A group of health care providers who give coordinated care, chronic disease management, and improve the quality of patient care. The organization can afford to offer lower cost care by maintaining a high quality of health care standards.

Actuarial Value

The percentage of total average costs for benefits covered by a health policy.

Actuary

A professional (accountant working for an insurance company) who determines how much the company should charge for premiums. This is heavily based on the number of claims paid versus the amount of premiums generated.

Admitting Privilege

An admitting privilege is a doctor’s right to admit patients to a specific hospital.

Advance Directive

An advance directive designates an individual to make health care decisions on your behalf if you are physically or mentally unable to do so personally.

Advocacy

Any activity done with the intent of helping an individual or a group receive something they need or want.

Affordable Care Act (ACA)

The comprehensive health care reform law enacted in March 2010. The health reform law was created in two parts: The Patient Protection Act and Affordable Care Act, which was signed and made effective on March 23, 2010, and was amended by the Health Care and Education Reconciliation Act several days later. The Affordable Care Act refers to the final, amended version of the law.

Agent

A salesperson with a license to sell policies for one or more health insurance companies.

Allowed Charge

A discounted rate that insurance companies will accept and pay for covered benefits. Insurance companies discuss these discounts with health care providers, and the providers agree to take the allowed charge as a full payment.

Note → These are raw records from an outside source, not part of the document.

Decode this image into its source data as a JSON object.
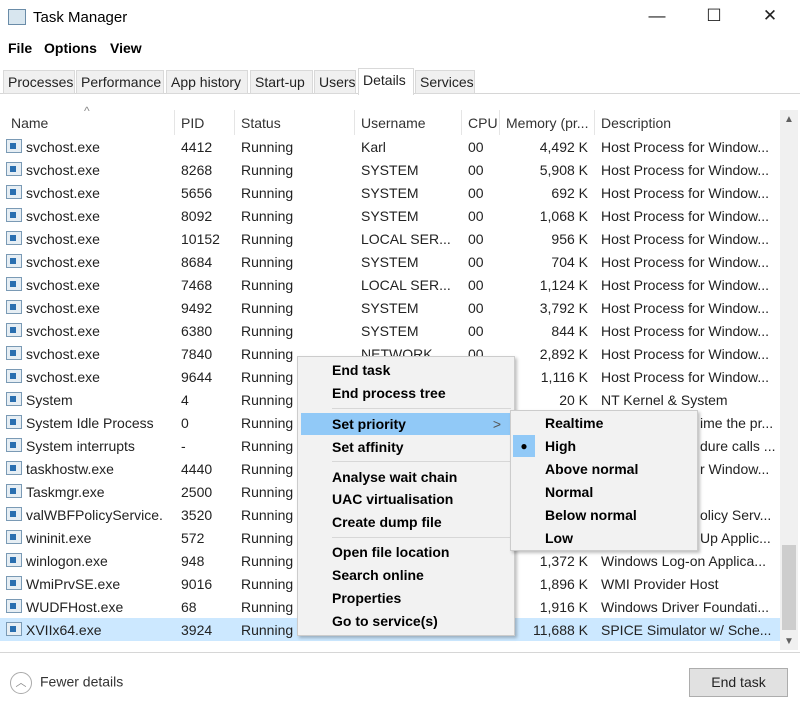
{
  "window": {
    "title": "Task Manager",
    "minimize": "—",
    "maximize": "☐",
    "close": "✕"
  },
  "menubar": [
    "File",
    "Options",
    "View"
  ],
  "tabs": [
    "Processes",
    "Performance",
    "App history",
    "Start-up",
    "Users",
    "Details",
    "Services"
  ],
  "active_tab": "Details",
  "columns": [
    "Name",
    "PID",
    "Status",
    "Username",
    "CPU",
    "Memory (pr...",
    "Description"
  ],
  "sort_indicator": "^",
  "rows": [
    {
      "name": "svchost.exe",
      "pid": "4412",
      "status": "Running",
      "user": "Karl",
      "cpu": "00",
      "mem": "4,492 K",
      "desc": "Host Process for Window..."
    },
    {
      "name": "svchost.exe",
      "pid": "8268",
      "status": "Running",
      "user": "SYSTEM",
      "cpu": "00",
      "mem": "5,908 K",
      "desc": "Host Process for Window..."
    },
    {
      "name": "svchost.exe",
      "pid": "5656",
      "status": "Running",
      "user": "SYSTEM",
      "cpu": "00",
      "mem": "692 K",
      "desc": "Host Process for Window..."
    },
    {
      "name": "svchost.exe",
      "pid": "8092",
      "status": "Running",
      "user": "SYSTEM",
      "cpu": "00",
      "mem": "1,068 K",
      "desc": "Host Process for Window..."
    },
    {
      "name": "svchost.exe",
      "pid": "10152",
      "status": "Running",
      "user": "LOCAL SER...",
      "cpu": "00",
      "mem": "956 K",
      "desc": "Host Process for Window..."
    },
    {
      "name": "svchost.exe",
      "pid": "8684",
      "status": "Running",
      "user": "SYSTEM",
      "cpu": "00",
      "mem": "704 K",
      "desc": "Host Process for Window..."
    },
    {
      "name": "svchost.exe",
      "pid": "7468",
      "status": "Running",
      "user": "LOCAL SER...",
      "cpu": "00",
      "mem": "1,124 K",
      "desc": "Host Process for Window..."
    },
    {
      "name": "svchost.exe",
      "pid": "9492",
      "status": "Running",
      "user": "SYSTEM",
      "cpu": "00",
      "mem": "3,792 K",
      "desc": "Host Process for Window..."
    },
    {
      "name": "svchost.exe",
      "pid": "6380",
      "status": "Running",
      "user": "SYSTEM",
      "cpu": "00",
      "mem": "844 K",
      "desc": "Host Process for Window..."
    },
    {
      "name": "svchost.exe",
      "pid": "7840",
      "status": "Running",
      "user": "NETWORK...",
      "cpu": "00",
      "mem": "2,892 K",
      "desc": "Host Process for Window..."
    },
    {
      "name": "svchost.exe",
      "pid": "9644",
      "status": "Running",
      "user": "",
      "cpu": "",
      "mem": "1,116 K",
      "desc": "Host Process for Window..."
    },
    {
      "name": "System",
      "pid": "4",
      "status": "Running",
      "user": "",
      "cpu": "",
      "mem": "20 K",
      "desc": "NT Kernel & System"
    },
    {
      "name": "System Idle Process",
      "pid": "0",
      "status": "Running",
      "user": "",
      "cpu": "",
      "mem": "",
      "desc": "ime the pr...",
      "partial": true
    },
    {
      "name": "System interrupts",
      "pid": "-",
      "status": "Running",
      "user": "",
      "cpu": "",
      "mem": "",
      "desc": "dure calls ...",
      "partial": true
    },
    {
      "name": "taskhostw.exe",
      "pid": "4440",
      "status": "Running",
      "user": "",
      "cpu": "",
      "mem": "",
      "desc": "r Window...",
      "partial": true
    },
    {
      "name": "Taskmgr.exe",
      "pid": "2500",
      "status": "Running",
      "user": "",
      "cpu": "",
      "mem": "",
      "desc": ""
    },
    {
      "name": "valWBFPolicyService.",
      "pid": "3520",
      "status": "Running",
      "user": "",
      "cpu": "",
      "mem": "",
      "desc": "olicy Serv...",
      "partial": true
    },
    {
      "name": "wininit.exe",
      "pid": "572",
      "status": "Running",
      "user": "",
      "cpu": "",
      "mem": "",
      "desc": "Up Applic...",
      "partial": true
    },
    {
      "name": "winlogon.exe",
      "pid": "948",
      "status": "Running",
      "user": "",
      "cpu": "",
      "mem": "1,372 K",
      "desc": "Windows Log-on Applica..."
    },
    {
      "name": "WmiPrvSE.exe",
      "pid": "9016",
      "status": "Running",
      "user": "",
      "cpu": "",
      "mem": "1,896 K",
      "desc": "WMI Provider Host"
    },
    {
      "name": "WUDFHost.exe",
      "pid": "68",
      "status": "Running",
      "user": "",
      "cpu": "",
      "mem": "1,916 K",
      "desc": "Windows Driver Foundati..."
    },
    {
      "name": "XVIIx64.exe",
      "pid": "3924",
      "status": "Running",
      "user": "",
      "cpu": "",
      "mem": "11,688 K",
      "desc": "SPICE Simulator w/ Sche...",
      "selected": true
    }
  ],
  "context_menu": {
    "items": [
      "End task",
      "End process tree",
      "Set priority",
      "Set affinity",
      "Analyse wait chain",
      "UAC virtualisation",
      "Create dump file",
      "Open file location",
      "Search online",
      "Properties",
      "Go to service(s)"
    ],
    "highlighted": "Set priority",
    "submenu_arrow": ">"
  },
  "priority_submenu": {
    "items": [
      "Realtime",
      "High",
      "Above normal",
      "Normal",
      "Below normal",
      "Low"
    ],
    "selected": "High",
    "bullet": "●"
  },
  "footer": {
    "fewer_details": "Fewer details",
    "end_task": "End task"
  },
  "colors": {
    "selection": "#cce8ff",
    "menu_highlight": "#91c9f7"
  }
}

Allowed charges vary with every insurance company.

Annual Limit

A limit, or cap, on the benefits your insurer pays per year while you have one of their health insurance plans.

Association

Associations offer group health insurance policies that allow employees to customize their plans, and have purchasing power with insurers because there is a larger pool of policy-holders in a group.

 

Sources:

1. HealthInsurance.org, “Health insurance glossary”. http://www.healthinsurance.org/glossary/

2. HealthCare.gov, “Glossary – A”. http://www.healthcare.gov/glossary/a/index.html